In the last twenty years, the making of constitutions has gained considerable momentum in countries that have transitioned away from colonialist or communist regimes. Even though this new constitutionalism movement has been received favorably for the most part, some political scientists and lawyers approach these activities with suspicion and skepticism. One of these individuals, and perhaps the most important, is Ran Hirschl. He argues that it is inaccurate to claim that establishing judicial review and constitutionalizing rights will have benefits such as a fair redistribution of social reforms and a balance of power. The new constitutionalism activities, Hirschl believes, are a strategic product of homogenous political elites, along with their associated economic interest groups and judiciary directors. This coalition, concerned only with themselves, is made up of people who are the decision makers when constitutional reforms take place, and who decide on the overall scope and structure of those reforms. Many examples of this can be given from the constitutional implementations in Turkey, including the review of constitutional changes based on principle, the shutting down of political parties, privatization or the unbreakable system of guardianship, and statutes made by legal or constitutional reforms related to religious freedoms and the liberty of conscience.

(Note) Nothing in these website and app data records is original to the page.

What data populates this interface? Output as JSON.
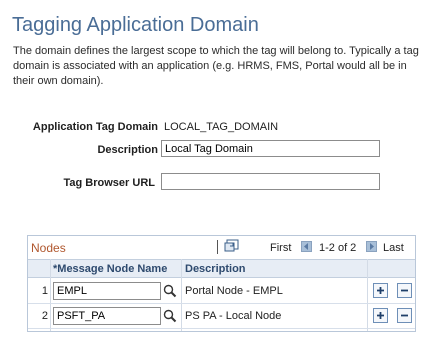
{
  "page": {
    "title": "Tagging Application Domain",
    "intro": "The domain defines the largest scope to which the tag will belong to. Typically a tag domain is associated with an application (e.g. HRMS, FMS, Portal would all be in their own domain)."
  },
  "form": {
    "app_tag_domain_label": "Application Tag Domain",
    "app_tag_domain_value": "LOCAL_TAG_DOMAIN",
    "description_label": "Description",
    "description_value": "Local Tag Domain",
    "tag_browser_url_label": "Tag Browser URL",
    "tag_browser_url_value": ""
  },
  "grid": {
    "title": "Nodes",
    "nav": {
      "first": "First",
      "range": "1-2 of 2",
      "last": "Last"
    },
    "columns": {
      "node_name": "*Message Node Name",
      "description": "Description"
    },
    "rows": [
      {
        "num": "1",
        "node": "EMPL",
        "description": "Portal Node - EMPL"
      },
      {
        "num": "2",
        "node": "PSFT_PA",
        "description": "PS PA - Local Node"
      }
    ]
  },
  "icons": {
    "view_all": "grid-view-icon",
    "prev": "nav-prev-icon",
    "next": "nav-next-icon",
    "lookup": "search-icon",
    "add": "plus-icon",
    "delete": "minus-icon"
  },
  "colors": {
    "title": "#4a6d96",
    "grid_title": "#b0572e",
    "header_bg": "#e7edf5"
  }
}
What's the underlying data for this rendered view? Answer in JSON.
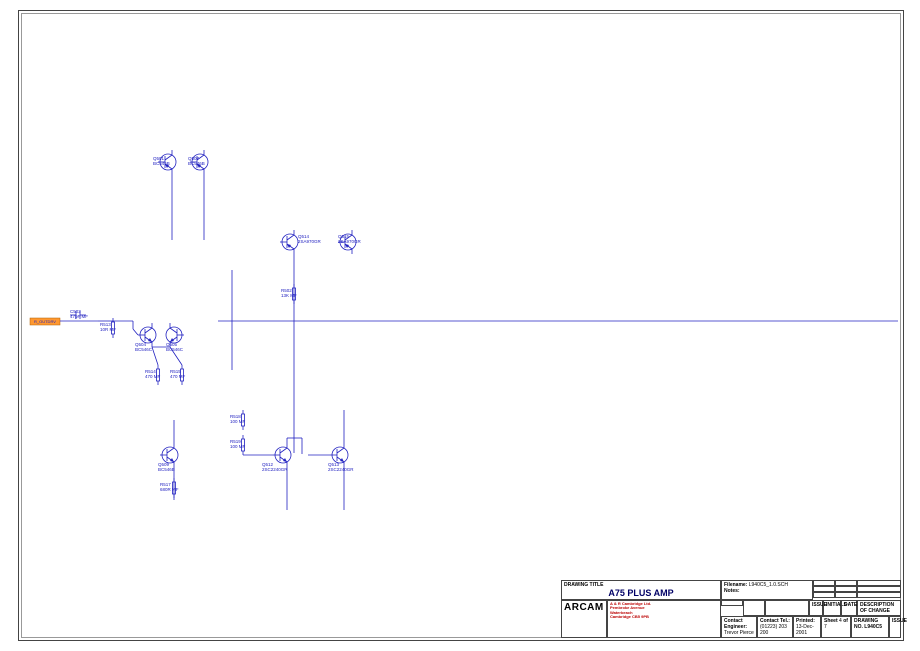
{
  "title_block": {
    "drawing_title_label": "DRAWING TITLE",
    "drawing_title": "A75 PLUS AMP",
    "filename_label": "Filename:",
    "filename": "L940C5_1.0.SCH",
    "notes_label": "Notes:",
    "brand": "ARCAM",
    "address_line1": "A & R Cambridge Ltd.",
    "address_line2": "Pembroke Avenue",
    "address_line3": "Waterbeach",
    "address_line4": "Cambridge CB5 9PB",
    "contact_eng_label": "Contact Engineer:",
    "contact_eng": "Trevor Pierce",
    "contact_tel_label": "Contact Tel.:",
    "contact_tel": "(01223) 203 200",
    "printed_label": "Printed:",
    "printed": "13-Dec-2001",
    "sheet_label": "Sheet",
    "sheet_of_label": "of",
    "sheet_num": "4",
    "sheet_total": "7",
    "drawing_no_label": "DRAWING NO.",
    "drawing_no": "L940C5",
    "issue_label": "ISSUE",
    "rev_hdr_issue": "ISSUE",
    "rev_hdr_initials": "INITIALS",
    "rev_hdr_date": "DATE",
    "rev_hdr_desc": "DESCRIPTION OF CHANGE"
  },
  "port": {
    "name": "R_OUTDRV"
  },
  "components": {
    "C503": {
      "ref": "C503",
      "val": "47pF MF"
    },
    "Q501": {
      "ref": "Q501",
      "val": "BC546B"
    },
    "Q507": {
      "ref": "Q507",
      "val": "BC546B"
    },
    "Q504": {
      "ref": "Q504",
      "val": "BC546C"
    },
    "Q505": {
      "ref": "Q505",
      "val": "BC546C"
    },
    "Q514": {
      "ref": "Q514",
      "val": "2SA970GR"
    },
    "Q515": {
      "ref": "Q515",
      "val": "2SA970GR"
    },
    "Q509": {
      "ref": "Q509",
      "val": "BC546B"
    },
    "Q512": {
      "ref": "Q512",
      "val": "2SC2240GR"
    },
    "Q513": {
      "ref": "Q513",
      "val": "2SC2240GR"
    },
    "R513": {
      "ref": "R513",
      "val": "10R MF"
    },
    "R514": {
      "ref": "R514",
      "val": "470 MF"
    },
    "R515": {
      "ref": "R515",
      "val": "470 MF"
    },
    "R502": {
      "ref": "R502",
      "val": "13K MF"
    },
    "R518": {
      "ref": "R518",
      "val": "100 MF"
    },
    "R519": {
      "ref": "R519",
      "val": "100 MF"
    },
    "R517": {
      "ref": "R517",
      "val": "680R MF"
    }
  }
}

When a new constitution is made, it must include input from a wide range of society, and should not simply be the work of that society’s elites. Otherwise, even if it’s drafted within a legitimate political system, the constitution will not be an effective long-term solution. In this regard we believe it is crucially important to examine the constitution-making processes of Kenya and South Africa, as well as other constitutional issues from around the world. Our hope is that the new civil constitution being prepared in Turkey will be constructed based on a model that allows for public input both during and after the constitution-making period.